(Source material begins)

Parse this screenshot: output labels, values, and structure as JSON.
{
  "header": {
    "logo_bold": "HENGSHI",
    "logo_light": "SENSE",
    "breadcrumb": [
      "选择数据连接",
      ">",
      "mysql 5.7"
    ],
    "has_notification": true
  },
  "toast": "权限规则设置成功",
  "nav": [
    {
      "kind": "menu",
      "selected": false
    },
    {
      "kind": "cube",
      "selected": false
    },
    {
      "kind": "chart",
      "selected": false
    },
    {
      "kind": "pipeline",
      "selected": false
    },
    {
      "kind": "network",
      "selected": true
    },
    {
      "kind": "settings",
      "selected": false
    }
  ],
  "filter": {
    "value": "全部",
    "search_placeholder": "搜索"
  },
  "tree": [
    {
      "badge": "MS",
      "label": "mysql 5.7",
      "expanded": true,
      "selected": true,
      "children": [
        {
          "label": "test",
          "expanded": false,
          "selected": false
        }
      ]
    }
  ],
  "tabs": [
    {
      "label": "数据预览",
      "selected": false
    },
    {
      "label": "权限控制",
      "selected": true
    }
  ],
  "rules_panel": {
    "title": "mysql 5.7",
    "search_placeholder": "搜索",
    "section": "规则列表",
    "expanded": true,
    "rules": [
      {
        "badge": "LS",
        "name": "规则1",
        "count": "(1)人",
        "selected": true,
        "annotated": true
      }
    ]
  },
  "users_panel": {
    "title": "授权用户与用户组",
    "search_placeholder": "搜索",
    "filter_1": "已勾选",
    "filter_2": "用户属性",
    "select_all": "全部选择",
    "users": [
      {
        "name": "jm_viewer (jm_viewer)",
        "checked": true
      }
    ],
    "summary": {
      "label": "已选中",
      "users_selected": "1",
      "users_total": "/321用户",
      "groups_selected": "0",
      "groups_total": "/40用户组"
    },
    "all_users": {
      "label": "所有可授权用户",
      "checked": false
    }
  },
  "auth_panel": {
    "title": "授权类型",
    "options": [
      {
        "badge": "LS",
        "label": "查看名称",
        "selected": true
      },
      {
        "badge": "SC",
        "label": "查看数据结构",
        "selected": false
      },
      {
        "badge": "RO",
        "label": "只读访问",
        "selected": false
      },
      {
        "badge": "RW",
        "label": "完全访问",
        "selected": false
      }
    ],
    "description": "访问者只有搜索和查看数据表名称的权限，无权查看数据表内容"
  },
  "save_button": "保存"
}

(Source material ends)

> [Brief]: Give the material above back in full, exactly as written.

> [Answer to the problem]:
Parse this screenshot: output labels, values, and structure as JSON.
{
  "header": {
    "logo_bold": "HENGSHI",
    "logo_light": "SENSE",
    "breadcrumb": [
      "选择数据连接",
      ">",
      "mysql 5.7"
    ],
    "has_notification": true
  },
  "toast": "权限规则设置成功",
  "nav": [
    {
      "kind": "menu",
      "selected": false
    },
    {
      "kind": "cube",
      "selected": false
    },
    {
      "kind": "chart",
      "selected": false
    },
    {
      "kind": "pipeline",
      "selected": false
    },
    {
      "kind": "network",
      "selected": true
    },
    {
      "kind": "settings",
      "selected": false
    }
  ],
  "filter": {
    "value": "全部",
    "search_placeholder": "搜索"
  },
  "tree": [
    {
      "badge": "MS",
      "label": "mysql 5.7",
      "expanded": true,
      "selected": true,
      "children": [
        {
          "label": "test",
          "expanded": false,
          "selected": false
        }
      ]
    }
  ],
  "tabs": [
    {
      "label": "数据预览",
      "selected": false
    },
    {
      "label": "权限控制",
      "selected": true
    }
  ],
  "rules_panel": {
    "title": "mysql 5.7",
    "search_placeholder": "搜索",
    "section": "规则列表",
    "expanded": true,
    "rules": [
      {
        "badge": "LS",
        "name": "规则1",
        "count": "(1)人",
        "selected": true,
        "annotated": true
      }
    ]
  },
  "users_panel": {
    "title": "授权用户与用户组",
    "search_placeholder": "搜索",
    "filter_1": "已勾选",
    "filter_2": "用户属性",
    "select_all": "全部选择",
    "users": [
      {
        "name": "jm_viewer (jm_viewer)",
        "checked": true
      }
    ],
    "summary": {
      "label": "已选中",
      "users_selected": "1",
      "users_total": "/321用户",
      "groups_selected": "0",
      "groups_total": "/40用户组"
    },
    "all_users": {
      "label": "所有可授权用户",
      "checked": false
    }
  },
  "auth_panel": {
    "title": "授权类型",
    "options": [
      {
        "badge": "LS",
        "label": "查看名称",
        "selected": true
      },
      {
        "badge": "SC",
        "label": "查看数据结构",
        "selected": false
      },
      {
        "badge": "RO",
        "label": "只读访问",
        "selected": false
      },
      {
        "badge": "RW",
        "label": "完全访问",
        "selected": false
      }
    ],
    "description": "访问者只有搜索和查看数据表名称的权限，无权查看数据表内容"
  },
  "save_button": "保存"
}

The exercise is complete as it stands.